**Supplied data**
┄┄┄┄┄┄┄┄┄┄┄┄┄┄┄┄┄┄┄┄
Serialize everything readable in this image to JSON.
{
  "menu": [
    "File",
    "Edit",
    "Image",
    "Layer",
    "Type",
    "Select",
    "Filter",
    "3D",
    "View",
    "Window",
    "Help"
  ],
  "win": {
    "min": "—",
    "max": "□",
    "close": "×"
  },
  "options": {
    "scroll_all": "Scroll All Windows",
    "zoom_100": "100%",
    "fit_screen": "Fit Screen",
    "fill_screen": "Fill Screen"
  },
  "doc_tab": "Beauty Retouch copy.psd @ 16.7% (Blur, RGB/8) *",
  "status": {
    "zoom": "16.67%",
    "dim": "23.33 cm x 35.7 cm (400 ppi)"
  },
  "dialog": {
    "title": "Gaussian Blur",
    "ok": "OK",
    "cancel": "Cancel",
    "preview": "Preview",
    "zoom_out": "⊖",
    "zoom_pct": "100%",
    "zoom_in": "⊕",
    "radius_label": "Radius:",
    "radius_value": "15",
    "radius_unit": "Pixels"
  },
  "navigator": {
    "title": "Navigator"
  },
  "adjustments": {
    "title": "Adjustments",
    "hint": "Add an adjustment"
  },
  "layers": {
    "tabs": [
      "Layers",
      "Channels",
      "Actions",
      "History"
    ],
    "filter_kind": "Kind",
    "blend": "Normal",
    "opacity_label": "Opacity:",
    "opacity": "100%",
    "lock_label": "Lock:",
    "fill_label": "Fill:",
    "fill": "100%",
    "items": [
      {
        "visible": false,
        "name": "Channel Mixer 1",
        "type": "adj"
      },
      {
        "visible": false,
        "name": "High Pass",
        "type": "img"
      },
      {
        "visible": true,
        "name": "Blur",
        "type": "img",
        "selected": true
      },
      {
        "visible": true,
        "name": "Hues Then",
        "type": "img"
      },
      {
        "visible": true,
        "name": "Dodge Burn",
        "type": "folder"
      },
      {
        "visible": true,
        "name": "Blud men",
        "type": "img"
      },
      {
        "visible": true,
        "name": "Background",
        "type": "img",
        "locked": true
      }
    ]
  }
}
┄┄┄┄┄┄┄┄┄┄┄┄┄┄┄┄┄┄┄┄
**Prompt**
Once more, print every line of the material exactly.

**Problem solution**
Serialize everything readable in this image to JSON.
{
  "menu": [
    "File",
    "Edit",
    "Image",
    "Layer",
    "Type",
    "Select",
    "Filter",
    "3D",
    "View",
    "Window",
    "Help"
  ],
  "win": {
    "min": "—",
    "max": "□",
    "close": "×"
  },
  "options": {
    "scroll_all": "Scroll All Windows",
    "zoom_100": "100%",
    "fit_screen": "Fit Screen",
    "fill_screen": "Fill Screen"
  },
  "doc_tab": "Beauty Retouch copy.psd @ 16.7% (Blur, RGB/8) *",
  "status": {
    "zoom": "16.67%",
    "dim": "23.33 cm x 35.7 cm (400 ppi)"
  },
  "dialog": {
    "title": "Gaussian Blur",
    "ok": "OK",
    "cancel": "Cancel",
    "preview": "Preview",
    "zoom_out": "⊖",
    "zoom_pct": "100%",
    "zoom_in": "⊕",
    "radius_label": "Radius:",
    "radius_value": "15",
    "radius_unit": "Pixels"
  },
  "navigator": {
    "title": "Navigator"
  },
  "adjustments": {
    "title": "Adjustments",
    "hint": "Add an adjustment"
  },
  "layers": {
    "tabs": [
      "Layers",
      "Channels",
      "Actions",
      "History"
    ],
    "filter_kind": "Kind",
    "blend": "Normal",
    "opacity_label": "Opacity:",
    "opacity": "100%",
    "lock_label": "Lock:",
    "fill_label": "Fill:",
    "fill": "100%",
    "items": [
      {
        "visible": false,
        "name": "Channel Mixer 1",
        "type": "adj"
      },
      {
        "visible": false,
        "name": "High Pass",
        "type": "img"
      },
      {
        "visible": true,
        "name": "Blur",
        "type": "img",
        "selected": true
      },
      {
        "visible": true,
        "name": "Hues Then",
        "type": "img"
      },
      {
        "visible": true,
        "name": "Dodge Burn",
        "type": "folder"
      },
      {
        "visible": true,
        "name": "Blud men",
        "type": "img"
      },
      {
        "visible": true,
        "name": "Background",
        "type": "img",
        "locked": true
      }
    ]
  }
}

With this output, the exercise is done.